The relaxed outlook towards different religions in my childhood home was possible thanks to our customary mythologies, which are characterized by both perseverance as well as tolerance.
There is a signpost on a side road in the heart of the American South that reads You are leaving the US. You are entering the Yoruba Kingdom. The post is right by the entrance to a bona fide Yoruba kingdom in Beaufort County, South Carolina called Oyotunji Village.
A few years ago I interviewed their king, Oba Kabiesi Adejuyigbe Adefunmi II of Oyotunji, who told me that this notice was there to remind visitors that when visiting his village, they are not only leaving the US physically, but also spiritually. His late father, the first Oba of Oyotunji, Efuntola Adefunmi, set up Oyotunji having become a Babalawo or Yoruba priest when he was introduced to the Orisha (divine forces) and Odu Ifa (the oral scripture of Yoruba mythology) in Cuba, a country where Ifa and the Orisha are integral parts of spiritual practice.
Cuba and the US are not alone in importing the Yoruba theological outlook, there are an estimated 30 million Ifa and Orisha practitioners globally and in Brazil alone there are over two million. In Jamaica there’s a town called Abeokuta with Orisha shrines, Trinidad has numerous Orisha yards, there are Kele cults in St. Lucia and native Yoruba speakers in Grenada to name a few sites across the world that are tied together by the spirituality of their ancestors. Yet in Nigeria, birthplace to Ifa and the Orisha, the attention given in social institutions to this spiritual export falls short.

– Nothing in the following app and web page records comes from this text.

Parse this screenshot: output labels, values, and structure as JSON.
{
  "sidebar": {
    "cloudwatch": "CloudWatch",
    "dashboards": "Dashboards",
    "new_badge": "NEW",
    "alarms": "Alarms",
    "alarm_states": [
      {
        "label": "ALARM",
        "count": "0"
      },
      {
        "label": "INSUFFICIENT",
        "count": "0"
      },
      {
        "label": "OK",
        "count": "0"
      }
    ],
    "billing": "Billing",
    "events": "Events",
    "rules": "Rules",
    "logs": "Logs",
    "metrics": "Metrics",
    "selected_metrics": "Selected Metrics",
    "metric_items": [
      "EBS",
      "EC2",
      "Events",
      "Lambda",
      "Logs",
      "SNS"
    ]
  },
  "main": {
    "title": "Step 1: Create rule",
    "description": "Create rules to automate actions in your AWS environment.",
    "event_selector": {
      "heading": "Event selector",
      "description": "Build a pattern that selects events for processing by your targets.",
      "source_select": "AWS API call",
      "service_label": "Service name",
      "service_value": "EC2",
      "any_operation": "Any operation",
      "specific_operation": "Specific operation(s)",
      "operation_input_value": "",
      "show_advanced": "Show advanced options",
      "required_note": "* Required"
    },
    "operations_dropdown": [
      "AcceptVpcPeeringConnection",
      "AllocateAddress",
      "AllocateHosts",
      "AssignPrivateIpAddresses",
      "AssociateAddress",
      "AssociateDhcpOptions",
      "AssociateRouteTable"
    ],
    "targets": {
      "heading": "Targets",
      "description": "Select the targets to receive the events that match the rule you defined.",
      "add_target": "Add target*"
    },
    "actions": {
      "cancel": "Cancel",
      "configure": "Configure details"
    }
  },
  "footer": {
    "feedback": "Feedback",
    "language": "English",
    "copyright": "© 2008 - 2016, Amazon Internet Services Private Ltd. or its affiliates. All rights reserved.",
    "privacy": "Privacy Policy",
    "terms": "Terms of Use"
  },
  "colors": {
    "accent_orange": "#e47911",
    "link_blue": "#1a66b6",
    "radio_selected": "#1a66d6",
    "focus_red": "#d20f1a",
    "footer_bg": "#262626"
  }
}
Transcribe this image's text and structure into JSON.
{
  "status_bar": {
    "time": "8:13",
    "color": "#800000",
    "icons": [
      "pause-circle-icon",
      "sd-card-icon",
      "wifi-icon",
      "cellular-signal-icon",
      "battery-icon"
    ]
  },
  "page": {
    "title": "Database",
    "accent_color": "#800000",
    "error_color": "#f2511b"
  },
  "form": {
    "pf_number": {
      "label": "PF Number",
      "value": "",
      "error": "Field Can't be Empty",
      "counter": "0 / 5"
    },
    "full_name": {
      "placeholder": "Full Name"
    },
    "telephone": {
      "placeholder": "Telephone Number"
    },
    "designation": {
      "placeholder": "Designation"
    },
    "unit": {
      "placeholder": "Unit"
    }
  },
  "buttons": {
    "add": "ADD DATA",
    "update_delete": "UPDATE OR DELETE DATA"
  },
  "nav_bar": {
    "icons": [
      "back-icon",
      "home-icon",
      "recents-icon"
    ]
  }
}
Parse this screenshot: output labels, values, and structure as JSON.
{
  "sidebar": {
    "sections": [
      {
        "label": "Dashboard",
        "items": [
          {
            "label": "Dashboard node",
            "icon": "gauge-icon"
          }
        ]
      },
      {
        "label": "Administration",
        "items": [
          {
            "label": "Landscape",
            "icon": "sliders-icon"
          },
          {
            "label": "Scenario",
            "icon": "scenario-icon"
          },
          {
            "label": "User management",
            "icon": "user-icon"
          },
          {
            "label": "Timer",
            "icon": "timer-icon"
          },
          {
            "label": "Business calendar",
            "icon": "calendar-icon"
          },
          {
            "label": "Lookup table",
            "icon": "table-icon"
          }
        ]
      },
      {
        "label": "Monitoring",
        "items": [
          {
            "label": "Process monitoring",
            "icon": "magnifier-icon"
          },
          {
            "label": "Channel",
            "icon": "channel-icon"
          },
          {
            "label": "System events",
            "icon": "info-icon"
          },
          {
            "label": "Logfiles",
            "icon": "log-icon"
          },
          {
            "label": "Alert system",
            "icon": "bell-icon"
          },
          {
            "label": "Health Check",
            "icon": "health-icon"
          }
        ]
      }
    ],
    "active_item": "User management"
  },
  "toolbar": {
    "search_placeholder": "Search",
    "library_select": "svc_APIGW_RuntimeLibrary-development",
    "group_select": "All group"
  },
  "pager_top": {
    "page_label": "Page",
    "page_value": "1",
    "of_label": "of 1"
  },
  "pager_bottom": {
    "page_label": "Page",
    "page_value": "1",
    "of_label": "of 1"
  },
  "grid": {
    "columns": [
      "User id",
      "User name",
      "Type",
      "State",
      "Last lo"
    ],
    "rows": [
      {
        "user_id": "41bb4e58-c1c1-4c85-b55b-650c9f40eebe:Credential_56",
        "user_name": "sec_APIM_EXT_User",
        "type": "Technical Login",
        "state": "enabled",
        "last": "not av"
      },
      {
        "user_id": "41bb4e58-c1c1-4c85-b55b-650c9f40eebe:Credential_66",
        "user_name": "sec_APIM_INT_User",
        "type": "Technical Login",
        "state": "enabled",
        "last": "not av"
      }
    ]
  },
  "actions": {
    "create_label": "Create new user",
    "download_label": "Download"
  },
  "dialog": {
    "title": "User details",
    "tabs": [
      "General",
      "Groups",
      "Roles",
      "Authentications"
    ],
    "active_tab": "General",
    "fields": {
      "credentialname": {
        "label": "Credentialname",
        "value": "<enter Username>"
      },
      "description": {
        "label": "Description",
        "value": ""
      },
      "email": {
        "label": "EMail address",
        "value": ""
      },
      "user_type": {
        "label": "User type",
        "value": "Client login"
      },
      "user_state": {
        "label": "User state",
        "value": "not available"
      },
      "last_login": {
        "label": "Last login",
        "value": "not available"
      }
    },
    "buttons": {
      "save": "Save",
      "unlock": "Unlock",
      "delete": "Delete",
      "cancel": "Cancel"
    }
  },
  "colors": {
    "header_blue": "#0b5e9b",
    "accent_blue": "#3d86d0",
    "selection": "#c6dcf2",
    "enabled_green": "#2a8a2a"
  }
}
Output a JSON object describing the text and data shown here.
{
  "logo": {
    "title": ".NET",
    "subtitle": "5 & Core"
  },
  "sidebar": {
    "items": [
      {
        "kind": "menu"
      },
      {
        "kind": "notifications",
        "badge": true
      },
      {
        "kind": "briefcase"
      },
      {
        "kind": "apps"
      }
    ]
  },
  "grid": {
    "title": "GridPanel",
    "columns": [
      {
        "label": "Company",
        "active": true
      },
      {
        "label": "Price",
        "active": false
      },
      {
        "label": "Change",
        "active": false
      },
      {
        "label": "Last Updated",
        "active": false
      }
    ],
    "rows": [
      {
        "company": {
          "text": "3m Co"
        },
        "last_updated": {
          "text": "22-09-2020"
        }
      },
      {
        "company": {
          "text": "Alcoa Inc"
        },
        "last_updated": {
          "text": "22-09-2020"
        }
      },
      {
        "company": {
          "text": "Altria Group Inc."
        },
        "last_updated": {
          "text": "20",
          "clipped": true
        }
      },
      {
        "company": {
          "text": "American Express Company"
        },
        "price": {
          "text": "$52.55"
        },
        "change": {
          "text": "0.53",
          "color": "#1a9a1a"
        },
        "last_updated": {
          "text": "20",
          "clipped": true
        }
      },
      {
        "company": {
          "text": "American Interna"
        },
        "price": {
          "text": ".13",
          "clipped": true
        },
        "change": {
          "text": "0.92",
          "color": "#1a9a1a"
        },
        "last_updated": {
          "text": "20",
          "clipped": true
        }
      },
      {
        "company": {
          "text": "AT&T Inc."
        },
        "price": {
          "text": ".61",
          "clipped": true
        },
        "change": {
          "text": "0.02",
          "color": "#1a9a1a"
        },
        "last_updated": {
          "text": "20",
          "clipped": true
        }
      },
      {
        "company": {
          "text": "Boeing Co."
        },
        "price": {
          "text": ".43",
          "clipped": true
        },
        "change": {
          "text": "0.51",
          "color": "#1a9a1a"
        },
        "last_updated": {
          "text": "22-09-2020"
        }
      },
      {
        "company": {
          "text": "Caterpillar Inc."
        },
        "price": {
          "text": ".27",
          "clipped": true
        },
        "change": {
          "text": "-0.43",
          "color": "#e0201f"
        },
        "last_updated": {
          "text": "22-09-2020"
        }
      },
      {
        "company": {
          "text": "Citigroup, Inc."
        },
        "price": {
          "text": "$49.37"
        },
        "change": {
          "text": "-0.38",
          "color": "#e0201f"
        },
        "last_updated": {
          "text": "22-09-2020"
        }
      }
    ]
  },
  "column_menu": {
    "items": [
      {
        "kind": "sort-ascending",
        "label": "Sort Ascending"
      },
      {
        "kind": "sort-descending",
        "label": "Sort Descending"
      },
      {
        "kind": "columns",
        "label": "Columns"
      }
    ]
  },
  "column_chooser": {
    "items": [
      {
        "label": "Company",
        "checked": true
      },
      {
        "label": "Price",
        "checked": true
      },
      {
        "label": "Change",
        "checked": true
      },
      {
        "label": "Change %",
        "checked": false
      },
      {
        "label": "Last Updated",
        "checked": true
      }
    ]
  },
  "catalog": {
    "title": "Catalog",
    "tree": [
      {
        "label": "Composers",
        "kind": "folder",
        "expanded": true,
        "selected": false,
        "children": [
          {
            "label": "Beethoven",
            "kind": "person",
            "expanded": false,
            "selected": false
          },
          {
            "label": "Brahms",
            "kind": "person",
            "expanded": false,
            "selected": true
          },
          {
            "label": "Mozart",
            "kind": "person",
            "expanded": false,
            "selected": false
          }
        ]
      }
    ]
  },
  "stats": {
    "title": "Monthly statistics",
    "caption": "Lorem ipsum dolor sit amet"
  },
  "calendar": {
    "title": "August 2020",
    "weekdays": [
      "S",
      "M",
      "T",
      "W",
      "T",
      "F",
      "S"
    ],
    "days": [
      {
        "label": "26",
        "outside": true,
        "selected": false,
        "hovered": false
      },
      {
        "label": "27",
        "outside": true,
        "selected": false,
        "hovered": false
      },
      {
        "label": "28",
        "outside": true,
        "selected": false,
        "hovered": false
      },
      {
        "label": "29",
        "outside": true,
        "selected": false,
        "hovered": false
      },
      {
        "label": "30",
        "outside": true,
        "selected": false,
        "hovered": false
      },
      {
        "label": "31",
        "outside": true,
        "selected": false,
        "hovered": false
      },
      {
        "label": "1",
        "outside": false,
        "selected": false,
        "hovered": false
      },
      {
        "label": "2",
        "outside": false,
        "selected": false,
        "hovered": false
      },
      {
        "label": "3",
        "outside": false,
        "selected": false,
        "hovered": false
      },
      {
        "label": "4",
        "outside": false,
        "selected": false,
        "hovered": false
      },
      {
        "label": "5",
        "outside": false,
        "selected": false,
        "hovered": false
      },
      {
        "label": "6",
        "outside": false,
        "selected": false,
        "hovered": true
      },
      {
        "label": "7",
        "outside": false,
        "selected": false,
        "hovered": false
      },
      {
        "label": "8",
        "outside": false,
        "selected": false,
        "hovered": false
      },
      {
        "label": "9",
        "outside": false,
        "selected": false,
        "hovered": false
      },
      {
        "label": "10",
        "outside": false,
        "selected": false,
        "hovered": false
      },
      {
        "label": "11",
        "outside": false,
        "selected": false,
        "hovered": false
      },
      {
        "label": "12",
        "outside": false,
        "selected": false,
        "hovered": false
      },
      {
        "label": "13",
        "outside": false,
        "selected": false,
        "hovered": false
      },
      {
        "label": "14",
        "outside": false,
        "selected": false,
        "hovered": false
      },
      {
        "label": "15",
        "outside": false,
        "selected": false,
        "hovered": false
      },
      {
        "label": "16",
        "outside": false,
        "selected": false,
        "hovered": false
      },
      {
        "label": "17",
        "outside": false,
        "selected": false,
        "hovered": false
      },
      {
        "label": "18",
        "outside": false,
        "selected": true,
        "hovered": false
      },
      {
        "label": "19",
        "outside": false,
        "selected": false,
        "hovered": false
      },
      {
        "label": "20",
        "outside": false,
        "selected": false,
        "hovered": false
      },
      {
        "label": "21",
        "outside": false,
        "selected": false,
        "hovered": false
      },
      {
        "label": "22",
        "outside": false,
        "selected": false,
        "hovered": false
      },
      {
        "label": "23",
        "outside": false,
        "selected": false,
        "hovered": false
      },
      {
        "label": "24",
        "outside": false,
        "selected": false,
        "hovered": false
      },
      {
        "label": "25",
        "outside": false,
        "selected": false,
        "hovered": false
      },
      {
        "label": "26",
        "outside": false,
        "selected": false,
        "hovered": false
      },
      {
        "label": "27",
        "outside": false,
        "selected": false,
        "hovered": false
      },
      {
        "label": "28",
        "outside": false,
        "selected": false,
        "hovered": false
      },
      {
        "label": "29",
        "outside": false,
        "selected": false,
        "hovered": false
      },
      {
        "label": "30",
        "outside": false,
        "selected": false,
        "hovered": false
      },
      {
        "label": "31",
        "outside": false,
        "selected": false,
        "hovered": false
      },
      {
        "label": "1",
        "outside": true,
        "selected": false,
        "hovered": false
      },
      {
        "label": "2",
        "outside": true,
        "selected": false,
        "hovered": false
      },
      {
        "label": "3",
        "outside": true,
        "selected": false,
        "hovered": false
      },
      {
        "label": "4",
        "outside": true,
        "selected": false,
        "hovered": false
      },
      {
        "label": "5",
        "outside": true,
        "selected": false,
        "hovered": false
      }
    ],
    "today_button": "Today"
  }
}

Nevertheless the Orisha have stubbornly continued to guide society. For instance, I grew up in what might be considered quite a typical Nigerian family residence. It was a two-storey house that consisted of several flats. My parents and I lived on the top floor. On the ground level, lived my dad’s older sister and my cousins. There were smaller one-bedroom flats, which were inhabited in turns by various young uncles and aunties.
Eventually when one of the flats became my aunt’s office, the other became the dwelling of my late grandmother. The house was also cohabited by workers, nightwatches, drivers, apprentices and house-helps. In other words, it was always full of people, and everyone single one of us was religious. However, hardly anyone shared the same religious faith. My mum is Protestant, my dad is Muslim as my grandmother was, my aunt and cousins were Catholic and those who came and went all practiced a potpourri of organised religion.
Nevertheless – and this is where the Orisha play in – there was always religious harmony in our compound. Eid el-Fitr was as much of a celebration as Christmas was, and Ileya went down like Easter. The relaxed outlook towards different religions in my childhood home was possible thanks to our customary mythologies, which are characterized by both perseverance as well as tolerance.
In one of my favourite books of 2012 – *Of Africa* – its author, WoleSoyinka, writes: ‘Orisha do not proselytize. They are content to be, or considered not to be. We need not embrace the Orisa, however, to profit from the profound wisdoms that can be extracted from the Ifa. Our repositories of exclusive spiritual truths can learn from this ancient, unassuming faith of our forebears. Ifa is tolerance.’
Today there are reckless forces of religious fundamentalism ravaging Nigerian society and we would be wise to preserve and celebrate the insights that our ancestors left in our care. These powerful and beautiful teachings can guide us, however gradually, to develop alternative, harmonising outlooks to ease not only religious conflict but also political and ethnic tensions.
Spiritual development is introspective and hence does not need naming, I think. I still cherish some of the mythical and historical verses from both the Quran and the Bible that I became familiar with as a child. As an adult I have become increasingly curious – and appreciative – of the Orisha and I look forward to probing further into the Odinani, Bayajidda and the myriad myths that enrich this country’s history.
I think it’s time that we all started to take deliberate care to understand and protect the spiritual philosophies that are rooted in this land and that have given meaning and a sense of purpose to millions around the world.
Minna Salami is a writer, commentator and blogger. Her blog is www.msafropolitan.com
30 Days 30 Voices series is an opportunity for young Nigerians to share their stories and experiences with other young Nigerians, within our borders and beyond, to inspire and motivate them.
Op-ed pieces and contributions are the opinions of the writers only and do not represent the opinions of Y!/YNaija.